• To get an idea of the relative importance of the tweeters, or at least assumed importance, it would be necessary to include some computation of the number of followers each one has.
• The reciprocity of follower/following is important too. The more followers there are compared to following, the more significant that tweeter is likely to be.
• The connections between tweeters are generally quite dense - that is to say, although there is clustering of smaller groups, there are lots of ties between the groups too.
• Overall, the leading tweeters are also leading bloggers. For the moment, I would say that there's no clear differentiation between the Malaysian blogosphere and twitterverse.

Twestivalkl - first tweetup!

On Sunday 19 September, I went to the #twestivalkl tweetup at the Mist club in Bangsar. It was my first one and so I went along to check it out. At the back of my mind I was wondering how it might be different from a blog meet, but I was also thinking that I should try to give fieldwork a break for once, and just enjoy. Which may be why I ended up drinking too much beer and regretting it for two days afterwards... :-|

They had stalls by 1901
twestivalkl tweetup kuala lumpur 1901 stall

and New Zealand ice-cream
twestivalkl tweetup kuala lumpur New Zealand ice cream stall

they were 'free flow', as was the Tiger beer (hence the morning after...)

I met a bunch of ex-students which was nice: reubenhot, cheeChingy, another guy whose name I forgot (I think it was Bryan? argh, sorry... beer...), and last but not least, DJ Prem :-)
twestivalkl tweetup kuala lumpur DJ Prem

It always reminds me of my age to meet students who are now working in real jobs and so on, but it's also nice to see them outside of class. Honestly, teaching is a great job sometimes, and it's such an honour to have an opportunity to make a small difference in the life of so many people - sounds corny, but it's true. For a great rant on this topic - check out "What teachers make", by Taylor Mali.

Anyway, back to the twestivalkl.
twestivalkl tweetup kuala lumpur

It was a charity event too - in to help Destiny Starting Point (video here). It's there to help boys who have dropped out and got involved in various delinquency problems - helping them to get back into schooling and get back on track.
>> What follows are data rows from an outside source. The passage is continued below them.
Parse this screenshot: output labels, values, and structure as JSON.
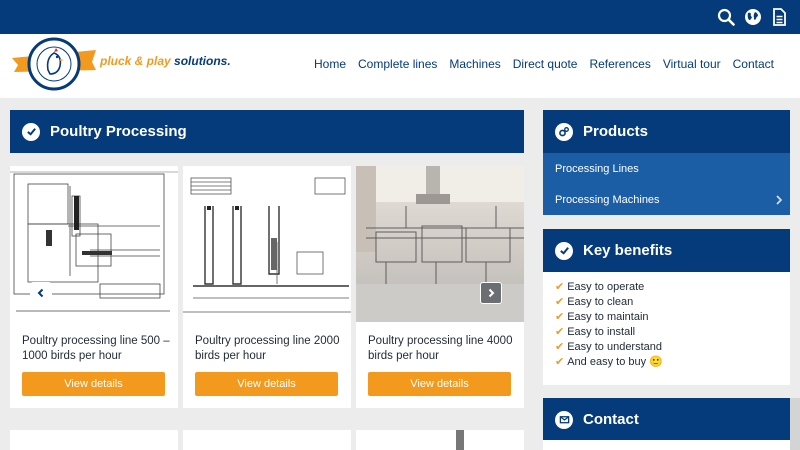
{
  "header": {
    "tagline_main": "pluck & play",
    "tagline_rest": " solutions.",
    "logo_text": "DUTCH POULTRY TECHNOLOGY",
    "top_icons": [
      "search-icon",
      "globe-icon",
      "document-icon"
    ]
  },
  "nav": [
    "Home",
    "Complete lines",
    "Machines",
    "Direct quote",
    "References",
    "Virtual tour",
    "Contact"
  ],
  "main": {
    "section_title": "Poultry Processing",
    "cards": [
      {
        "title": "Poultry processing line 500 – 1000 birds per hour",
        "button": "View details"
      },
      {
        "title": "Poultry processing line 2000 birds per hour",
        "button": "View details"
      },
      {
        "title": "Poultry processing line 4000 birds per hour",
        "button": "View details"
      }
    ]
  },
  "sidebar": {
    "products_title": "Products",
    "products_items": [
      "Processing Lines",
      "Processing Machines"
    ],
    "benefits_title": "Key benefits",
    "benefits": [
      "Easy to operate",
      "Easy to clean",
      "Easy to maintain",
      "Easy to install",
      "Easy to understand",
      "And easy to buy 🙂"
    ],
    "contact_title": "Contact"
  },
  "colors": {
    "primary": "#053b7a",
    "accent": "#f39a1e",
    "secondary": "#1c5ea6",
    "background": "#ececec"
  }
}
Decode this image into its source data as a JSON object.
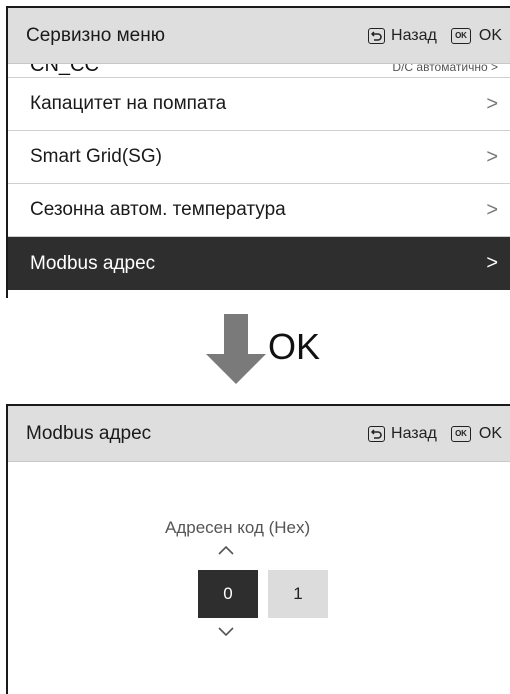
{
  "screen1": {
    "header": {
      "title": "Сервизно меню",
      "back_label": "Назад",
      "ok_icon": "OK",
      "ok_label": "OK"
    },
    "cut_item": {
      "label": "CN_CC",
      "value": "D/C автоматично",
      "chevron": ">"
    },
    "items": [
      {
        "label": "Капацитет на помпата",
        "chevron": ">"
      },
      {
        "label": "Smart Grid(SG)",
        "chevron": ">"
      },
      {
        "label": "Сезонна автом. температура",
        "chevron": ">"
      },
      {
        "label": "Modbus адрес",
        "chevron": ">",
        "selected": true
      }
    ]
  },
  "transition": {
    "label": "OK"
  },
  "screen2": {
    "header": {
      "title": "Modbus адрес",
      "back_label": "Назад",
      "ok_icon": "OK",
      "ok_label": "OK"
    },
    "code_label": "Адресен код (Hex)",
    "digits": [
      "0",
      "1"
    ],
    "up_icon": "chevron-up-icon",
    "down_icon": "chevron-down-icon"
  },
  "colors": {
    "header_bg": "#dedede",
    "selected_bg": "#2e2e2e",
    "arrow": "#7a7a7a",
    "digit_inactive": "#dcdcdc"
  }
}
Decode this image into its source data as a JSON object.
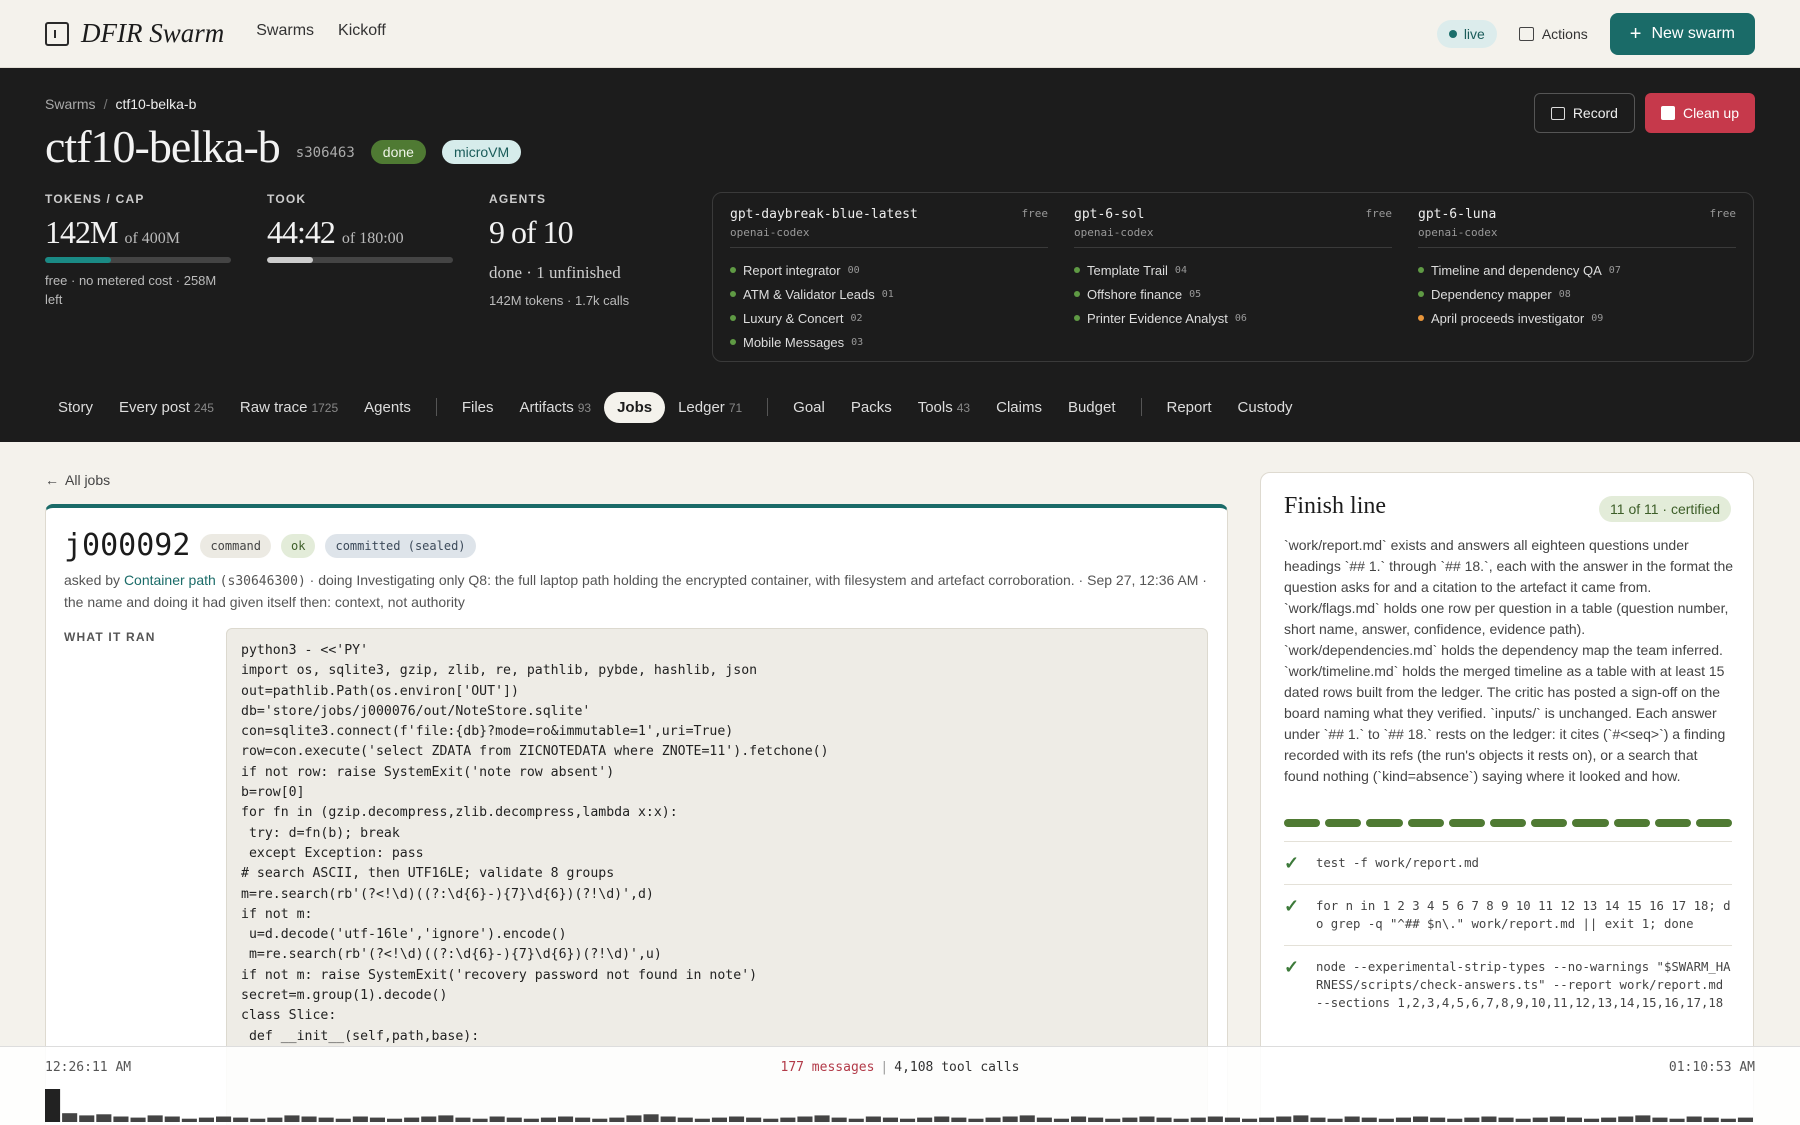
{
  "nav": {
    "logo": "DFIR Swarm",
    "links": [
      "Swarms",
      "Kickoff"
    ],
    "live": "live",
    "actions": "Actions",
    "new_swarm": "New swarm"
  },
  "hero": {
    "breadcrumb_root": "Swarms",
    "breadcrumb_sep": "/",
    "breadcrumb_current": "ctf10-belka-b",
    "title": "ctf10-belka-b",
    "swarm_id": "s306463",
    "status": "done",
    "runtime": "microVM",
    "record": "Record",
    "cleanup": "Clean up",
    "stats": {
      "tokens_label": "TOKENS / CAP",
      "tokens_value": "142M",
      "tokens_of": "of 400M",
      "tokens_fraction": 0.355,
      "tokens_sub": "free · no metered cost · 258M left",
      "took_label": "TOOK",
      "took_value": "44:42",
      "took_of": "of 180:00",
      "took_fraction": 0.248,
      "agents_label": "AGENTS",
      "agents_value": "9 of 10",
      "agents_sub": "done · 1 unfinished",
      "agents_sub2": "142M tokens · 1.7k calls"
    },
    "models": [
      {
        "name": "gpt-daybreak-blue-latest",
        "vendor": "openai-codex",
        "free": "free",
        "agents": [
          {
            "label": "Report integrator",
            "num": "00",
            "color": "#5f9a44"
          },
          {
            "label": "ATM & Validator Leads",
            "num": "01",
            "color": "#5f9a44"
          },
          {
            "label": "Luxury & Concert",
            "num": "02",
            "color": "#5f9a44"
          },
          {
            "label": "Mobile Messages",
            "num": "03",
            "color": "#5f9a44"
          }
        ]
      },
      {
        "name": "gpt-6-sol",
        "vendor": "openai-codex",
        "free": "free",
        "agents": [
          {
            "label": "Template Trail",
            "num": "04",
            "color": "#5f9a44"
          },
          {
            "label": "Offshore finance",
            "num": "05",
            "color": "#5f9a44"
          },
          {
            "label": "Printer Evidence Analyst",
            "num": "06",
            "color": "#5f9a44"
          }
        ]
      },
      {
        "name": "gpt-6-luna",
        "vendor": "openai-codex",
        "free": "free",
        "agents": [
          {
            "label": "Timeline and dependency QA",
            "num": "07",
            "color": "#5f9a44"
          },
          {
            "label": "Dependency mapper",
            "num": "08",
            "color": "#5f9a44"
          },
          {
            "label": "April proceeds investigator",
            "num": "09",
            "color": "#e8953a"
          }
        ]
      }
    ],
    "tabs": [
      {
        "label": "Story",
        "count": ""
      },
      {
        "label": "Every post",
        "count": "245"
      },
      {
        "label": "Raw trace",
        "count": "1725"
      },
      {
        "label": "Agents",
        "count": ""
      },
      {
        "sep": true
      },
      {
        "label": "Files",
        "count": ""
      },
      {
        "label": "Artifacts",
        "count": "93"
      },
      {
        "label": "Jobs",
        "count": "",
        "active": true
      },
      {
        "label": "Ledger",
        "count": "71"
      },
      {
        "sep": true
      },
      {
        "label": "Goal",
        "count": ""
      },
      {
        "label": "Packs",
        "count": ""
      },
      {
        "label": "Tools",
        "count": "43"
      },
      {
        "label": "Claims",
        "count": ""
      },
      {
        "label": "Budget",
        "count": ""
      },
      {
        "sep": true
      },
      {
        "label": "Report",
        "count": ""
      },
      {
        "label": "Custody",
        "count": ""
      }
    ]
  },
  "job": {
    "back": "All jobs",
    "id": "j000092",
    "kind": "command",
    "result": "ok",
    "state": "committed (sealed)",
    "meta_prefix": "asked by",
    "meta_agent": "Container path",
    "meta_agent_id": "(s30646300)",
    "meta_rest": "· doing Investigating only Q8: the full laptop path holding the encrypted container, with filesystem and artefact corroboration. · Sep 27, 12:36 AM · the name and doing it had given itself then: context, not authority",
    "ran_label": "WHAT IT RAN",
    "code": "python3 - <<'PY'\nimport os, sqlite3, gzip, zlib, re, pathlib, pybde, hashlib, json\nout=pathlib.Path(os.environ['OUT'])\ndb='store/jobs/j000076/out/NoteStore.sqlite'\ncon=sqlite3.connect(f'file:{db}?mode=ro&immutable=1',uri=True)\nrow=con.execute('select ZDATA from ZICNOTEDATA where ZNOTE=11').fetchone()\nif not row: raise SystemExit('note row absent')\nb=row[0]\nfor fn in (gzip.decompress,zlib.decompress,lambda x:x):\n try: d=fn(b); break\n except Exception: pass\n# search ASCII, then UTF16LE; validate 8 groups\nm=re.search(rb'(?<!\\d)((?:\\d{6}-){7}\\d{6})(?!\\d)',d)\nif not m:\n u=d.decode('utf-16le','ignore').encode()\n m=re.search(rb'(?<!\\d)((?:\\d{6}-){7}\\d{6})(?!\\d)',u)\nif not m: raise SystemExit('recovery password not found in note')\nsecret=m.group(1).decode()\nclass Slice:\n def __init__(self,path,base):"
  },
  "finish": {
    "title": "Finish line",
    "certified": "11 of 11 · certified",
    "text": "`work/report.md` exists and answers all eighteen questions under headings `## 1.` through `## 18.`, each with the answer in the format the question asks for and a citation to the artefact it came from. `work/flags.md` holds one row per question in a table (question number, short name, answer, confidence, evidence path). `work/dependencies.md` holds the dependency map the team inferred. `work/timeline.md` holds the merged timeline as a table with at least 15 dated rows built from the ledger. The critic has posted a sign-off on the board naming what they verified. `inputs/` is unchanged. Each answer under `## 1.` to `## 18.` rests on the ledger: it cites (`#<seq>`) a finding recorded with its refs (the run's objects it rests on), or a search that found nothing (`kind=absence`) saying where it looked and how.",
    "segments": 11,
    "checks": [
      "test -f work/report.md",
      "for n in 1 2 3 4 5 6 7 8 9 10 11 12 13 14 15 16 17 18; do grep -q \"^## $n\\.\" work/report.md || exit 1; done",
      "node --experimental-strip-types --no-warnings \"$SWARM_HARNESS/scripts/check-answers.ts\" --report work/report.md --sections 1,2,3,4,5,6,7,8,9,10,11,12,13,14,15,16,17,18"
    ]
  },
  "timeline": {
    "start": "12:26:11 AM",
    "end": "01:10:53 AM",
    "messages": "177 messages",
    "sep": "|",
    "calls": "4,108 tool calls",
    "activity": [
      30,
      8,
      6,
      7,
      5,
      4,
      6,
      5,
      3,
      4,
      5,
      4,
      3,
      4,
      6,
      5,
      4,
      3,
      5,
      4,
      3,
      4,
      5,
      6,
      4,
      3,
      5,
      4,
      3,
      4,
      5,
      4,
      3,
      4,
      6,
      7,
      5,
      4,
      3,
      4,
      5,
      4,
      3,
      4,
      5,
      6,
      4,
      3,
      5,
      4,
      3,
      4,
      5,
      4,
      3,
      4,
      5,
      6,
      4,
      3,
      5,
      4,
      3,
      4,
      5,
      4,
      3,
      4,
      5,
      4,
      3,
      4,
      5,
      6,
      4,
      3,
      5,
      4,
      3,
      4,
      5,
      4,
      3,
      4,
      5,
      4,
      3,
      4,
      5,
      4,
      3,
      4,
      5,
      6,
      4,
      3,
      5,
      4,
      3,
      4
    ]
  }
}
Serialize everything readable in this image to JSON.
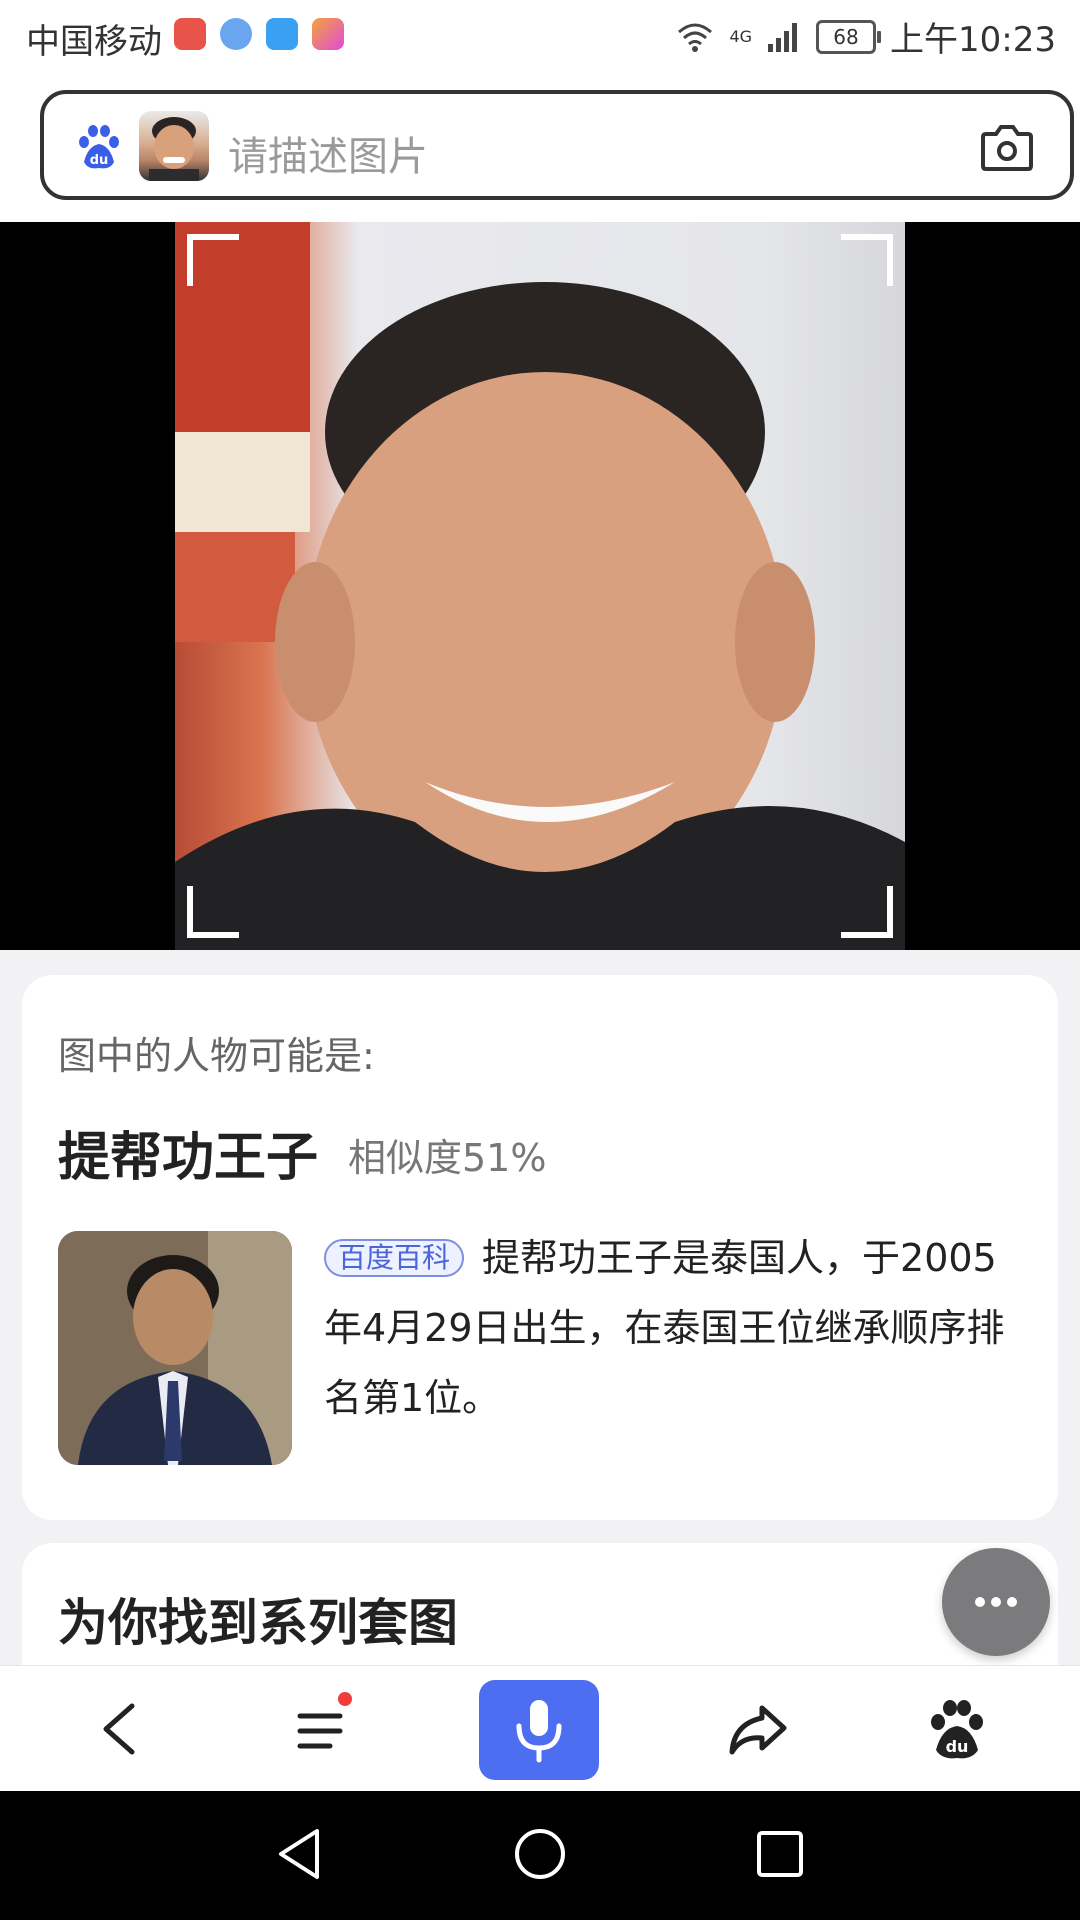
{
  "status_bar": {
    "carrier": "中国移动",
    "network": "4G",
    "battery": "68",
    "time": "上午10:23",
    "app_icons": [
      "huawei-app-icon",
      "browser-app-icon",
      "video-app-icon",
      "tool-app-icon"
    ]
  },
  "search": {
    "placeholder": "请描述图片",
    "logo_icon": "baidu-paw-icon",
    "camera_icon": "camera-icon"
  },
  "result": {
    "intro": "图中的人物可能是:",
    "name": "提帮功王子",
    "similarity": "相似度51%",
    "badge": "百度百科",
    "description": "提帮功王子是泰国人，于2005年4月29日出生，在泰国王位继承顺序排名第1位。"
  },
  "series": {
    "title": "为你找到系列套图"
  },
  "toolbar": {
    "icons": [
      "back-icon",
      "menu-icon",
      "microphone-icon",
      "share-icon",
      "baidu-paw-icon"
    ]
  },
  "colors": {
    "accent": "#4e6ef2",
    "badge_text": "#4a66d8",
    "notification_dot": "#f03c3c"
  }
}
Here is the Pastor who founded the place handing over a donated Lenovo computer to the fortunate Lucky Draw winner (looks happy, doesn't he!)
twestivalkl tweetup kuala lumpur lenovo winner

and here he is again with @nikicheong, one of the organisers of the event,
twestivalkl tweetup kuala lumpur niki cheong Pastor Stephen

the others being @davidlian, @suanie, @eevon, @radianceleong, @nigelais, and @Ling_Chan

Other prizes were a Poken, won by @kellster (who always seems to be winning things!)
twestivalkl tweetup kuala lumpur kellster poken

And here are various Poekeners - with @aprilyim invading from the left :-P
twestivalkl tweetup kuala lumpur poken

There were also some of the usual suspects: @dustyhawk, kruel74, @joshlim, and the intrepid photographer - @benjicajess
twestivalkl tweetup kuala lumpur benjicajess

and others who I can't remember...

So. Were there significant differences with a blog meet-up? Basically, no. If they had had the live screening of tweets it could have made a big difference - with people interacting on and offline but in the same physical space. I'm sure that if I had a mobile access to the tweets it would have been different too - and would have contributed to and read what other tweeples were doing.

Many of those there are also bloggers, but not all. I reckon that many people who find blogging too much work, will enjoy tweeting a lot more. There would also be less of this kind of post happening after a tweetup (i.e. what happened, photos, etc). For a tweetup it's a lot more spontaneous and co-synchronous (happening at the same time). And once the event is over, there may be a 'thanks it was cool #twesitivalkl' tweet, and tweeple move onto whatever is happening in their life and tweetzone at that time.

[did a few edits - forgot to include a photo intially, some typos]
tweetbackcheck